On the software side of things, the Sony Mocopi uses the company’s proprietary algorithm to translate physical motion into data. This can then be streamed to applicable software like VRChat. Or, should you prefer, you can also export your motion with an avatar as an MP4 video file. Being completely wireless, the Sony Mocopi set comes with a carrying case which also serves to charge the sensors. The company claims that each sensor has a battery life of up to 10 hours, and the case can charge each one up to full in 1.5 hours, or 90 minutes, via USB-C.
This is all pretty impressive-sounding, but there are a couple of issues that one can foresee some very specific use case issues with the Sony Mocopi.
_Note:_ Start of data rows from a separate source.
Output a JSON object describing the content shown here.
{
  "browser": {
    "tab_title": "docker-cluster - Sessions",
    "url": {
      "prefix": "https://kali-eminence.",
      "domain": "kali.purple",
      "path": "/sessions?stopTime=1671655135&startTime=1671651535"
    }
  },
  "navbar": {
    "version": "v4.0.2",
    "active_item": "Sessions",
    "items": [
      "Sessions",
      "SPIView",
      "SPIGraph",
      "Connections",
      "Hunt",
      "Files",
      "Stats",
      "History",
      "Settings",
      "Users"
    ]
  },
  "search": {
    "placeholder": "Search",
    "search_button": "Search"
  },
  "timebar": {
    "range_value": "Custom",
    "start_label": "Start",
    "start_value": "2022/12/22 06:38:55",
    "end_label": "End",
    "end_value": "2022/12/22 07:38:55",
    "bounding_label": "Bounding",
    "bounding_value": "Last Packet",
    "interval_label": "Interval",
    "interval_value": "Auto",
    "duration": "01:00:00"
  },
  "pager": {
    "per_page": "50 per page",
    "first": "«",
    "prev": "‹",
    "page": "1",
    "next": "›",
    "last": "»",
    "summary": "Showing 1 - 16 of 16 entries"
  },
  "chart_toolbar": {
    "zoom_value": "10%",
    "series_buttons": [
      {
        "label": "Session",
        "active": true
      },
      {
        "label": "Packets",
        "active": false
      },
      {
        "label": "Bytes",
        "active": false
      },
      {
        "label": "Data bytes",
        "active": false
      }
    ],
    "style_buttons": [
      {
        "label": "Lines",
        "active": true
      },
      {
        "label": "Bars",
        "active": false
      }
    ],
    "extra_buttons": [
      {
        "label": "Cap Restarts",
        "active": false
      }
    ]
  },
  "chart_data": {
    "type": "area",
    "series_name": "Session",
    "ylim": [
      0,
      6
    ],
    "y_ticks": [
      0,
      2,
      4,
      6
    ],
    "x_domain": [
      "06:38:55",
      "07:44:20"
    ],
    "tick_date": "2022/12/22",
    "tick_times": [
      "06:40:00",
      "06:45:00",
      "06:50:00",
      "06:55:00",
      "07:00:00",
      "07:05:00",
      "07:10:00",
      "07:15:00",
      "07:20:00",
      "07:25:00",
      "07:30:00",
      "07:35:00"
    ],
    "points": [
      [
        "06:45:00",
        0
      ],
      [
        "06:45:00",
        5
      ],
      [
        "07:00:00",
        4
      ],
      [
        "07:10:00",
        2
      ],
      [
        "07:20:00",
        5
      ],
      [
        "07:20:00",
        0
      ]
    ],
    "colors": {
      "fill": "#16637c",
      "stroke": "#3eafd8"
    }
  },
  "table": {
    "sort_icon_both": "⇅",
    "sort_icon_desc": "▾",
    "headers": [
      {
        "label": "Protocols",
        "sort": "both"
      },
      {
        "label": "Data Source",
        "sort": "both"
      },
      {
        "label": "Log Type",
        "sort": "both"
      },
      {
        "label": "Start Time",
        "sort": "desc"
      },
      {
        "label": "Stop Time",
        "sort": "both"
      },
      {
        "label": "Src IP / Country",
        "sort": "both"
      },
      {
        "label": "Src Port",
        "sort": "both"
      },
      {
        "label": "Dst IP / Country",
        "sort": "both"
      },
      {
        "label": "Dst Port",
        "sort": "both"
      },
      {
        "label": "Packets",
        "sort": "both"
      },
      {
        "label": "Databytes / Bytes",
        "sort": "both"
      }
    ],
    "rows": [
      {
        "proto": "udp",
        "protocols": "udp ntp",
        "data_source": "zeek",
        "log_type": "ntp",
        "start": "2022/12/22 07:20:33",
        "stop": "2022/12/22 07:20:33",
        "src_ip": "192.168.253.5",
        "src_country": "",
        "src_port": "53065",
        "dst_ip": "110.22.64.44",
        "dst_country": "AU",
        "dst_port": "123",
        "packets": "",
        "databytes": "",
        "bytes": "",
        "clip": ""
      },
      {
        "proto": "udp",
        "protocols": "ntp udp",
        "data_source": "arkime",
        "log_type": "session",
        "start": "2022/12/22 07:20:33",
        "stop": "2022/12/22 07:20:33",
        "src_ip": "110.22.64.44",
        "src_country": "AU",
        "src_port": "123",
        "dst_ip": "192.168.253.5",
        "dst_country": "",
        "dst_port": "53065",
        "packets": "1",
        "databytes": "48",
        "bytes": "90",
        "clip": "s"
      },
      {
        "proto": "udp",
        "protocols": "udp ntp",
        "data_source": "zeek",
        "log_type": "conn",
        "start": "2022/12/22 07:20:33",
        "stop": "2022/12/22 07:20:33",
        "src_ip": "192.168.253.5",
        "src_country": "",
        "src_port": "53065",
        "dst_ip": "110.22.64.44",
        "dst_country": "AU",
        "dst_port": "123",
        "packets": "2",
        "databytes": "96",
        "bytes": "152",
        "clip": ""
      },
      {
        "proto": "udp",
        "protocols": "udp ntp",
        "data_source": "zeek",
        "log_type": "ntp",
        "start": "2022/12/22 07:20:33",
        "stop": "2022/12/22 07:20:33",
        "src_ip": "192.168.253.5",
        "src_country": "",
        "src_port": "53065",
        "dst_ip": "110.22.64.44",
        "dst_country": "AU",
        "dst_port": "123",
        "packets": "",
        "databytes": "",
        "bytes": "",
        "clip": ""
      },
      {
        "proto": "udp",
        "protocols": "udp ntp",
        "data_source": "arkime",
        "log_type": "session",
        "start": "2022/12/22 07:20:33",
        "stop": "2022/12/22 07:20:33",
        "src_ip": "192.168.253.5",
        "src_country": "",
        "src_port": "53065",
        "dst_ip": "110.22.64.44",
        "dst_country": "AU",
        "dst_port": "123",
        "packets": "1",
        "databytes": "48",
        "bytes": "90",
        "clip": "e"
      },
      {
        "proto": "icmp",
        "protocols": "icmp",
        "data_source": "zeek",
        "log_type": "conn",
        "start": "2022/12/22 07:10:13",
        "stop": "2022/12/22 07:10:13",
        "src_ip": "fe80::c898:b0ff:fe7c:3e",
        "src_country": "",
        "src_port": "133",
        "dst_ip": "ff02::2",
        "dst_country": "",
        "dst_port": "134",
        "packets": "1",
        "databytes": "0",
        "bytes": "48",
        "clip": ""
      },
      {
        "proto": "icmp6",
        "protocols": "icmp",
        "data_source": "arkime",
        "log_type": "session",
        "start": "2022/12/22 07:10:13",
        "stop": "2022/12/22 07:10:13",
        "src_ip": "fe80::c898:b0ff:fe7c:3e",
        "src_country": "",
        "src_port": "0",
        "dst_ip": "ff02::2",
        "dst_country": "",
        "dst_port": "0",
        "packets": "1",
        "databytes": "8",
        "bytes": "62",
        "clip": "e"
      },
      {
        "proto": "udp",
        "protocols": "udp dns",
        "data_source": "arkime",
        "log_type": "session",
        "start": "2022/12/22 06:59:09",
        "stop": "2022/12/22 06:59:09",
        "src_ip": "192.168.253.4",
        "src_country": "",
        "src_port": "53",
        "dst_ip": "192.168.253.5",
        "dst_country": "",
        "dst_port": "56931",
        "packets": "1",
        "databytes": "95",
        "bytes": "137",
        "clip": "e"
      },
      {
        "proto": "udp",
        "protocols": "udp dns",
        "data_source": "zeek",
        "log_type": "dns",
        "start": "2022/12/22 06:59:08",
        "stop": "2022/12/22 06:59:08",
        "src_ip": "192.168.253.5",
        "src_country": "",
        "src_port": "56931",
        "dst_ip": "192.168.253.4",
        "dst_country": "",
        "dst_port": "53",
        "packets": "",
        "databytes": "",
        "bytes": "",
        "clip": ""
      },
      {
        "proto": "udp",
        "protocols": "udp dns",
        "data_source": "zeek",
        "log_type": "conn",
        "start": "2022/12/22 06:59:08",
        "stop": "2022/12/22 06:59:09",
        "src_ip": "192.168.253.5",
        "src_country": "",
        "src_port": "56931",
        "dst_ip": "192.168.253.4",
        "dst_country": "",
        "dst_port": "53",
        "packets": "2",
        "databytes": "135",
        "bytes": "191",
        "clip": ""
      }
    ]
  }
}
For one, there’s no indication on if it does finger tracking. The how-to video posted on YouTube indicated that there’s lip-syncing at least, but its accuracy remains to be judged.
Sony announced that it will be releasing the software development kit (SDK) for the Mocopi on 15 December, so that devs can get it to work on things like Unity and Autodesk MotionBuilder. A little later, consumers (in Japan at least) will be able to purchase it for JPY49500 (`~RM1600) in late January. No word on when or if it will be available elsewhere just yet.